- Sue Troy, Editorial Director
How is it that the pace of cloud adoption seems both simultaneously whirlwind and snail-speed slow?
A good 10 years since software as a service emerged as a technology option, public cloud-based email still garners just 13% of the overall email market, according to January figures from Gartner. And full cloud office productivity suites in general most certainly lag behind cloud email in adoption. Among businesses that have ventured into the cloud office-productivity-suite space for their employees, Microsoft Office 365 and Google Apps for Work are engaged in a cutthroat competition for market share. After a rocky start, Microsoft is winning that battle.
For businesses interested in cloud office productivity suites, passions run high. The choice between Google and Microsoft has developed into a cultural divide between "organizations that want the assurance and comfort of a pillar of technological convention and ones that are willing to … adopt new ways of working," writes Features Writer Jason Sparapani, who set out to study the topic for this month's cover story.
According to Sparapani, small companies and startups tend to choose Google Apps for its straightforward licensing, easy administration, lower cost and collaboration capabilities. Larger companies tend to choose Office 365, perhaps because they're already Microsoft Office shops and are more resistant to change. "For them, [running] Office 365 is less jarring from an administrative point of view than moving to something completely new like Google Apps," says Gartner analyst Guy Creese.
There are other dividing lines. Companies in industries where there's more competition -- think advertising, technology, entertainment and media -- tend to favor Google Apps for Work, for example, while organizations in regulated industries tend to choose Office 365. But Gartner recommends that companies consider both vendors, despite current market adoption trends.
Sparapani's story lays out the factors that should weigh in a decision and shares valuable insight from CIOs who have gone down the path.
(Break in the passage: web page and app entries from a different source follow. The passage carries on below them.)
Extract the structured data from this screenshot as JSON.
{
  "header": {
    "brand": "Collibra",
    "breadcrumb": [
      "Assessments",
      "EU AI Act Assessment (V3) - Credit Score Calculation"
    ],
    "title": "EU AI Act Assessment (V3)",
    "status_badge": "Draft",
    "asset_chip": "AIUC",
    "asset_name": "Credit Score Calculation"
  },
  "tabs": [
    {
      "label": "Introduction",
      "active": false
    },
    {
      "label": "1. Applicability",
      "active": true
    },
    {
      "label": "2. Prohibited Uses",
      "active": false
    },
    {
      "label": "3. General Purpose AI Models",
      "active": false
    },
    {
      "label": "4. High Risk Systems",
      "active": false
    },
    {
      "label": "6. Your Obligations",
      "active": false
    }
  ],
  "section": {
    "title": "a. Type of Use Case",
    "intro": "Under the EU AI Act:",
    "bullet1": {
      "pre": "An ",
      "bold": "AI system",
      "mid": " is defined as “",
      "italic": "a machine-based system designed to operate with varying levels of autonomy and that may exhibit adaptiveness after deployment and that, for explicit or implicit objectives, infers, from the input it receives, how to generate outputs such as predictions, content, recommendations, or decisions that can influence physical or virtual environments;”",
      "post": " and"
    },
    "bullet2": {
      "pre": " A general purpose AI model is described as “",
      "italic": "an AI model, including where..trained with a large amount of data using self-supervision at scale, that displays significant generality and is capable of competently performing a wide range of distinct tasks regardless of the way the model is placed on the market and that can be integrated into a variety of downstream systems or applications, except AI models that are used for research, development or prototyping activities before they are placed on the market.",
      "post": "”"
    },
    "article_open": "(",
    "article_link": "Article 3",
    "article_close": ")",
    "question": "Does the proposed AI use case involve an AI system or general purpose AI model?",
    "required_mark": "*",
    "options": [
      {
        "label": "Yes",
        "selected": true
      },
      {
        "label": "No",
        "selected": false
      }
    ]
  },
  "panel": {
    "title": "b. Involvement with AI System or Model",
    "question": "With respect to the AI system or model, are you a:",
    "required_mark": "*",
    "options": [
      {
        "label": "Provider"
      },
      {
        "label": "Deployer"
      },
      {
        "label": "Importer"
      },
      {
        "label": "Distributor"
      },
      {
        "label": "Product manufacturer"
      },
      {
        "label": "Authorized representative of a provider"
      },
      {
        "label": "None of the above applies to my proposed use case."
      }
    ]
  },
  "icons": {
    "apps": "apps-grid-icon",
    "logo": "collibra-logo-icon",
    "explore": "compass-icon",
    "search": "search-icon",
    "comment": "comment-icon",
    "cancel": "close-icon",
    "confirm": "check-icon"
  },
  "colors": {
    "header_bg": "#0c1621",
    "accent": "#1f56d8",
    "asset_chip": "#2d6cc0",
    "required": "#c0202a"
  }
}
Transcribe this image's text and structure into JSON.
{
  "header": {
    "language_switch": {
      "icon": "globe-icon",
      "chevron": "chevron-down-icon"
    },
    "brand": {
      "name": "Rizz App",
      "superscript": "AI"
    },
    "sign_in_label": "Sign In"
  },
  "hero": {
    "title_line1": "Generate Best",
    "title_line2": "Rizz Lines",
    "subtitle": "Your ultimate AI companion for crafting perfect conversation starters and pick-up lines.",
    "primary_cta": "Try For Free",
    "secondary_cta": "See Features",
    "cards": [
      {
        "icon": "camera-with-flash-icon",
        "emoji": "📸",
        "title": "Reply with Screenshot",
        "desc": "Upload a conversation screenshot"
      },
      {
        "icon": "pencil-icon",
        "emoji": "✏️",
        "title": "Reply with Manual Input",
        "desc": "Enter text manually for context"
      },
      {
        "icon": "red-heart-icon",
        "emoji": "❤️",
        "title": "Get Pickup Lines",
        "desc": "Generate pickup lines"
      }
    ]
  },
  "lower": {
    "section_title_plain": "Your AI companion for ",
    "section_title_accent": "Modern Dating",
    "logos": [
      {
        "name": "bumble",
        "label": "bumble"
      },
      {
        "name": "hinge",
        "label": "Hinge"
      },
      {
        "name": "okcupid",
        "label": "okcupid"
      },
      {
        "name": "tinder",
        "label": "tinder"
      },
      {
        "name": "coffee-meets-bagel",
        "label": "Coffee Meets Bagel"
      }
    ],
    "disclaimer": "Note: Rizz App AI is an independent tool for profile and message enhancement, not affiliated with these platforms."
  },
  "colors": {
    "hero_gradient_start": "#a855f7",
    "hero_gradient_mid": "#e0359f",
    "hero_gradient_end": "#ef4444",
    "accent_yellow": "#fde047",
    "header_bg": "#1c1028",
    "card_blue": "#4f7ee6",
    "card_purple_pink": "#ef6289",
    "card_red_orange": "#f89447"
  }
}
Read on to hear their stories.
Elsewhere in this issue, we examine how Arby's discovered the internet of things was a better way to manage its costly HVAC systems, get analyst Carl Lehmann to dispel blockchain myths and explore how CIOs can take an active partner role in their organizations' digital readiness.
Comparison: Microsoft Office 365 vs. Office 2016
Roadmap intersection between Office 365 and SharePoint
Google unified communications services complement Google Apps for Work